[[ DATA FOR THE TASK open ]]

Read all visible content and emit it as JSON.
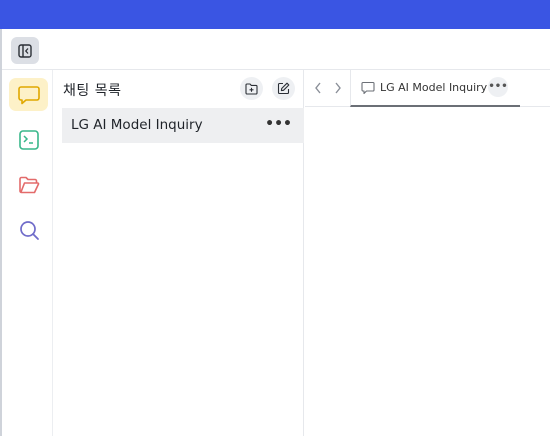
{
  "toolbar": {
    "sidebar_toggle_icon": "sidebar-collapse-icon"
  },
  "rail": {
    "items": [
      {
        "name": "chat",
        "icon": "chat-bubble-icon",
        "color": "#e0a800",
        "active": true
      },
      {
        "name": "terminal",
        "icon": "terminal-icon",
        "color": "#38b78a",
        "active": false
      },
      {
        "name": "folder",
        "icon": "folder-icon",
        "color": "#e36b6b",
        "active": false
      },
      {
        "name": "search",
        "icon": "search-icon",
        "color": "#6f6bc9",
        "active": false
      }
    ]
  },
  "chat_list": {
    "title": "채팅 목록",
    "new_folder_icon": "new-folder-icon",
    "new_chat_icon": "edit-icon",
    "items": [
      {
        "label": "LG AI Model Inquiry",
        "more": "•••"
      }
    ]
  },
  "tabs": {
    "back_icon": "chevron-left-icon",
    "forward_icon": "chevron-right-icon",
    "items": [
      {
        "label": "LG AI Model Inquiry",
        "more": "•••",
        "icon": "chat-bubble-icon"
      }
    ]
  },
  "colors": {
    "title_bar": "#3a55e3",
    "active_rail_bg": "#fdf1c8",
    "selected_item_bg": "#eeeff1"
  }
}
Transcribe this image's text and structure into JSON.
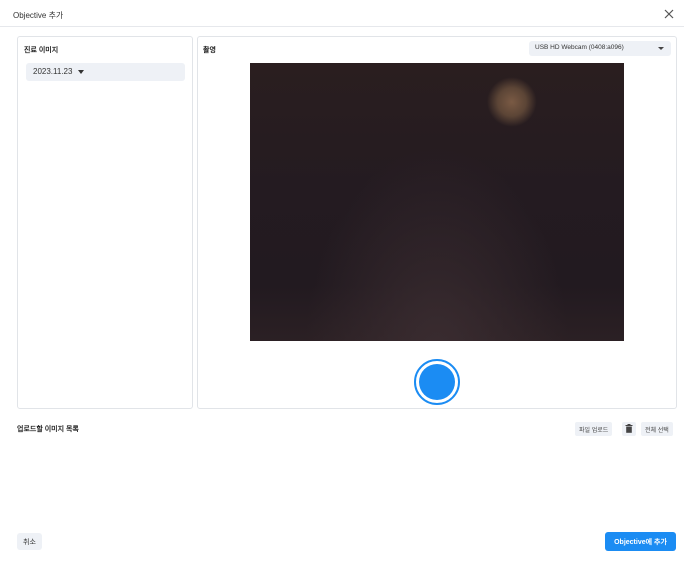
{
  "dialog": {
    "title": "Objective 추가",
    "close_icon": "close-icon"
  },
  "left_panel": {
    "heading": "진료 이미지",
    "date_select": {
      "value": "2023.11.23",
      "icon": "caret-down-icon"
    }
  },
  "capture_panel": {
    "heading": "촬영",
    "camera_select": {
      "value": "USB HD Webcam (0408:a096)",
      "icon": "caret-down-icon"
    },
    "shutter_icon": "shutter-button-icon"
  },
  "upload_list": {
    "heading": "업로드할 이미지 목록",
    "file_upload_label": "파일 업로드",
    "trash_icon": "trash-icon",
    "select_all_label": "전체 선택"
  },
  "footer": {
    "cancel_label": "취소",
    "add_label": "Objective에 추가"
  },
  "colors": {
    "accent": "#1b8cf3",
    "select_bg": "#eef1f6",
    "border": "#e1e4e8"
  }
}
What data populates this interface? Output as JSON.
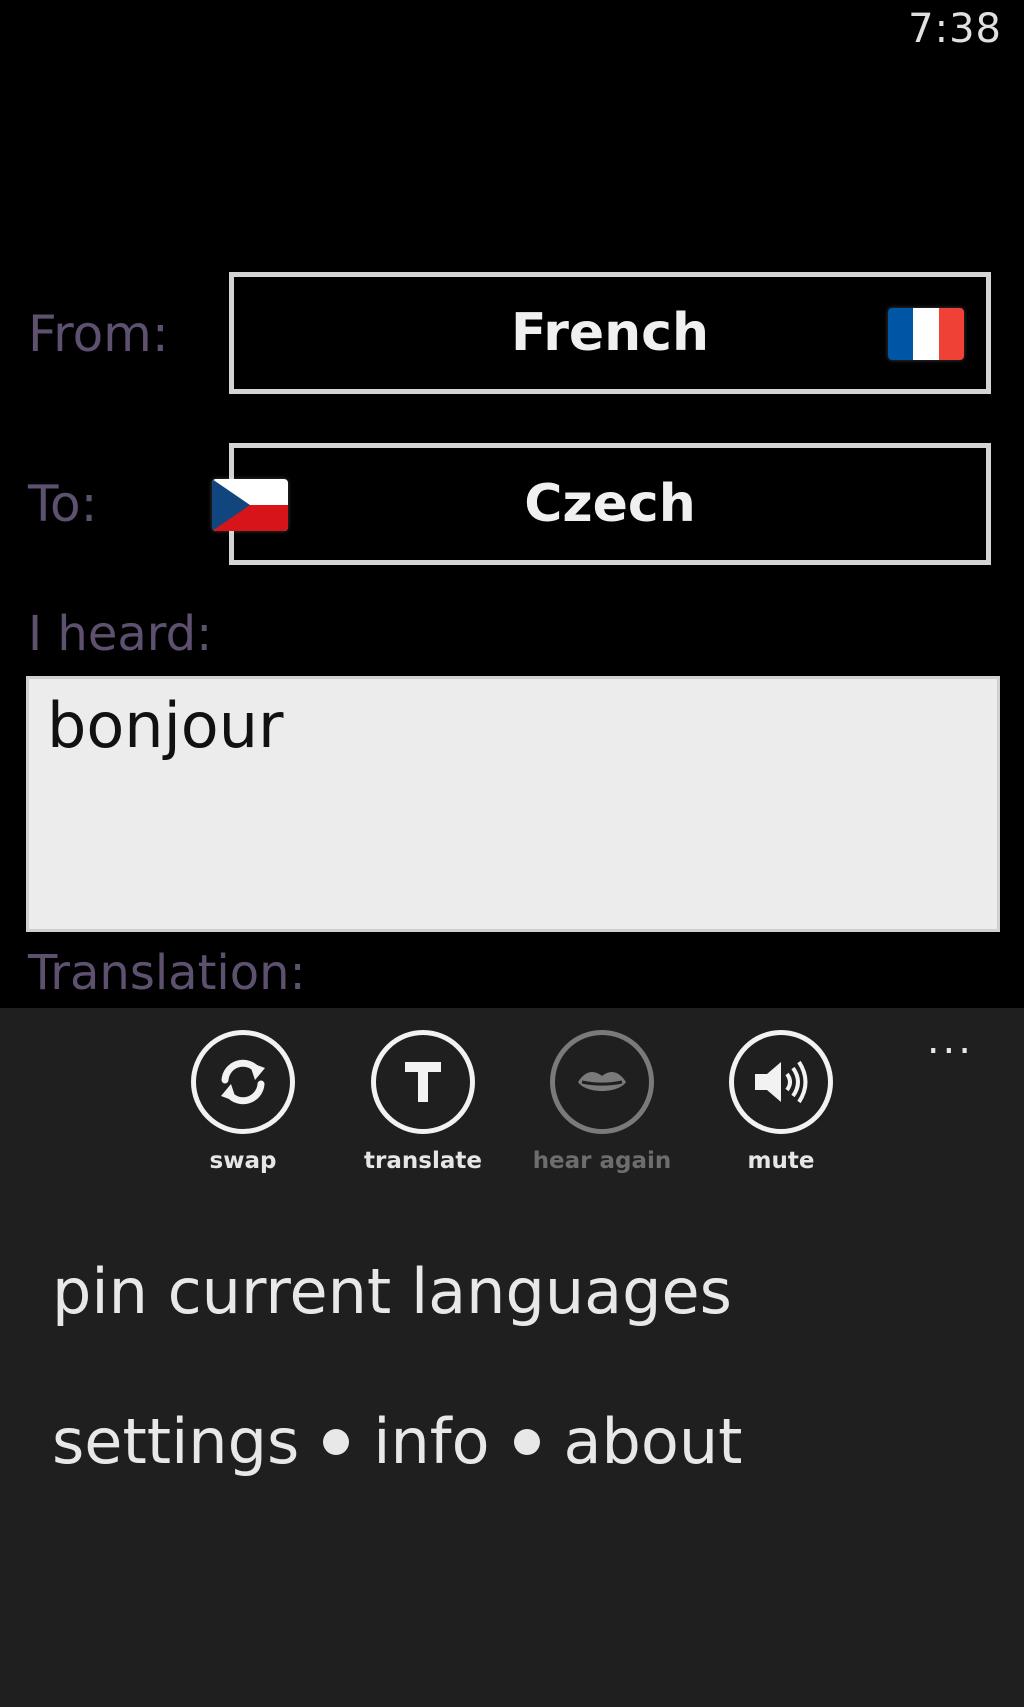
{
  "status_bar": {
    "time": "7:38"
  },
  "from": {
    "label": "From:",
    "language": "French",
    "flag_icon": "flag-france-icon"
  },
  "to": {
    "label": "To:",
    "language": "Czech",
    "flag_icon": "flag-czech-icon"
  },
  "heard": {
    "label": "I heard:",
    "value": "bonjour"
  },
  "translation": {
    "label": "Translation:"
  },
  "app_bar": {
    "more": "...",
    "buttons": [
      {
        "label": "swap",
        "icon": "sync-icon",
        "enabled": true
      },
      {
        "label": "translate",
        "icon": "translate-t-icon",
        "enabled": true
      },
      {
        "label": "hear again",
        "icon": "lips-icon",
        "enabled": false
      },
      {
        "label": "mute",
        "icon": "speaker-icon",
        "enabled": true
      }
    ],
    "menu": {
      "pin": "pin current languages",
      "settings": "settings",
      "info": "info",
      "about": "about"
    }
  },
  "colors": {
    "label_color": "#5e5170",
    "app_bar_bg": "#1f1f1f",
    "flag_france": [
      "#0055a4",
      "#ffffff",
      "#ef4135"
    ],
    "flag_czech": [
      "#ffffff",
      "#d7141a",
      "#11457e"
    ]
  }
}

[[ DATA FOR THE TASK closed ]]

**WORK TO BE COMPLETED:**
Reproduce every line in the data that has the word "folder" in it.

**ANSWER:**
        "name": "folder",
        "icon": "folder-icon",
    "new_folder_icon": "new-folder-icon",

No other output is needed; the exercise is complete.